:: What you are asked to do ::
Print the records below exactly as they appear.

Website and app data records:
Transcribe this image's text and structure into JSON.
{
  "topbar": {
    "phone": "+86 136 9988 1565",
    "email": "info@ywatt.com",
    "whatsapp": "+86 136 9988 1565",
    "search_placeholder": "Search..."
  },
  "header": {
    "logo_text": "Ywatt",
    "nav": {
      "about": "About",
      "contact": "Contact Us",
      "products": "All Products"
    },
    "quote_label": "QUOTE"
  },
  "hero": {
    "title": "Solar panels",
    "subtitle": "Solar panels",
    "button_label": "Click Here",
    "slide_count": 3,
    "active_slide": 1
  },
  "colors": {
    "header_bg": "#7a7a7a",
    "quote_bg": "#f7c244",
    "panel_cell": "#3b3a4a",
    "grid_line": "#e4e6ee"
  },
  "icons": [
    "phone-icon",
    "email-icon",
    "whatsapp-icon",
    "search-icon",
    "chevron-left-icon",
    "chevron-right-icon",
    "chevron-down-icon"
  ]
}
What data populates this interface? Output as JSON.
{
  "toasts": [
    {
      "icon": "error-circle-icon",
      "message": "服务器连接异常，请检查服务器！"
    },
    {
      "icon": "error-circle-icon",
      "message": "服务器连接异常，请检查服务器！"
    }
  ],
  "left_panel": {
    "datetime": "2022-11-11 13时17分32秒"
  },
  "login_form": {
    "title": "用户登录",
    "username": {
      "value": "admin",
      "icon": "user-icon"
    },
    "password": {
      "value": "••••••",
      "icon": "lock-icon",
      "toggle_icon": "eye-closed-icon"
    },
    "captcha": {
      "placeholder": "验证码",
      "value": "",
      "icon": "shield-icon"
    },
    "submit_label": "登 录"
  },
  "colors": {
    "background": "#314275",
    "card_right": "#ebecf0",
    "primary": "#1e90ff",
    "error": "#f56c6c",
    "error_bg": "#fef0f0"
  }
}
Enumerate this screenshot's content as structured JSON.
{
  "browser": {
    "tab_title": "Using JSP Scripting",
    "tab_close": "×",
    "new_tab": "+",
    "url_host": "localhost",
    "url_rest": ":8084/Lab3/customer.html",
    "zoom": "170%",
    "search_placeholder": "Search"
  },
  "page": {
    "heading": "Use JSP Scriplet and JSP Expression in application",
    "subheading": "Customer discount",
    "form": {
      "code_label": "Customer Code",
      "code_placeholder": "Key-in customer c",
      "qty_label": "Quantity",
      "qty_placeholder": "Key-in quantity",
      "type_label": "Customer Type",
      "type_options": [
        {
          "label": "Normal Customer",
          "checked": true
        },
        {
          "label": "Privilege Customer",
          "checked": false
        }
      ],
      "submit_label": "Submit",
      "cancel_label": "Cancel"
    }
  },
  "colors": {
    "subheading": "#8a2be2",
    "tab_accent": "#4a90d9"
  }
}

:: Output ::
Transcribe this image's text and structure into JSON.
{
  "topbar": {
    "phone": "+86 136 9988 1565",
    "email": "info@ywatt.com",
    "whatsapp": "+86 136 9988 1565",
    "search_placeholder": "Search..."
  },
  "header": {
    "logo_text": "Ywatt",
    "nav": {
      "about": "About",
      "contact": "Contact Us",
      "products": "All Products"
    },
    "quote_label": "QUOTE"
  },
  "hero": {
    "title": "Solar panels",
    "subtitle": "Solar panels",
    "button_label": "Click Here",
    "slide_count": 3,
    "active_slide": 1
  },
  "colors": {
    "header_bg": "#7a7a7a",
    "quote_bg": "#f7c244",
    "panel_cell": "#3b3a4a",
    "grid_line": "#e4e6ee"
  },
  "icons": [
    "phone-icon",
    "email-icon",
    "whatsapp-icon",
    "search-icon",
    "chevron-left-icon",
    "chevron-right-icon",
    "chevron-down-icon"
  ]
}
What data populates this interface? Output as JSON.
{
  "toasts": [
    {
      "icon": "error-circle-icon",
      "message": "服务器连接异常，请检查服务器！"
    },
    {
      "icon": "error-circle-icon",
      "message": "服务器连接异常，请检查服务器！"
    }
  ],
  "left_panel": {
    "datetime": "2022-11-11 13时17分32秒"
  },
  "login_form": {
    "title": "用户登录",
    "username": {
      "value": "admin",
      "icon": "user-icon"
    },
    "password": {
      "value": "••••••",
      "icon": "lock-icon",
      "toggle_icon": "eye-closed-icon"
    },
    "captcha": {
      "placeholder": "验证码",
      "value": "",
      "icon": "shield-icon"
    },
    "submit_label": "登 录"
  },
  "colors": {
    "background": "#314275",
    "card_right": "#ebecf0",
    "primary": "#1e90ff",
    "error": "#f56c6c",
    "error_bg": "#fef0f0"
  }
}
Enumerate this screenshot's content as structured JSON.
{
  "browser": {
    "tab_title": "Using JSP Scripting",
    "tab_close": "×",
    "new_tab": "+",
    "url_host": "localhost",
    "url_rest": ":8084/Lab3/customer.html",
    "zoom": "170%",
    "search_placeholder": "Search"
  },
  "page": {
    "heading": "Use JSP Scriplet and JSP Expression in application",
    "subheading": "Customer discount",
    "form": {
      "code_label": "Customer Code",
      "code_placeholder": "Key-in customer c",
      "qty_label": "Quantity",
      "qty_placeholder": "Key-in quantity",
      "type_label": "Customer Type",
      "type_options": [
        {
          "label": "Normal Customer",
          "checked": true
        },
        {
          "label": "Privilege Customer",
          "checked": false
        }
      ],
      "submit_label": "Submit",
      "cancel_label": "Cancel"
    }
  },
  "colors": {
    "subheading": "#8a2be2",
    "tab_accent": "#4a90d9"
  }
}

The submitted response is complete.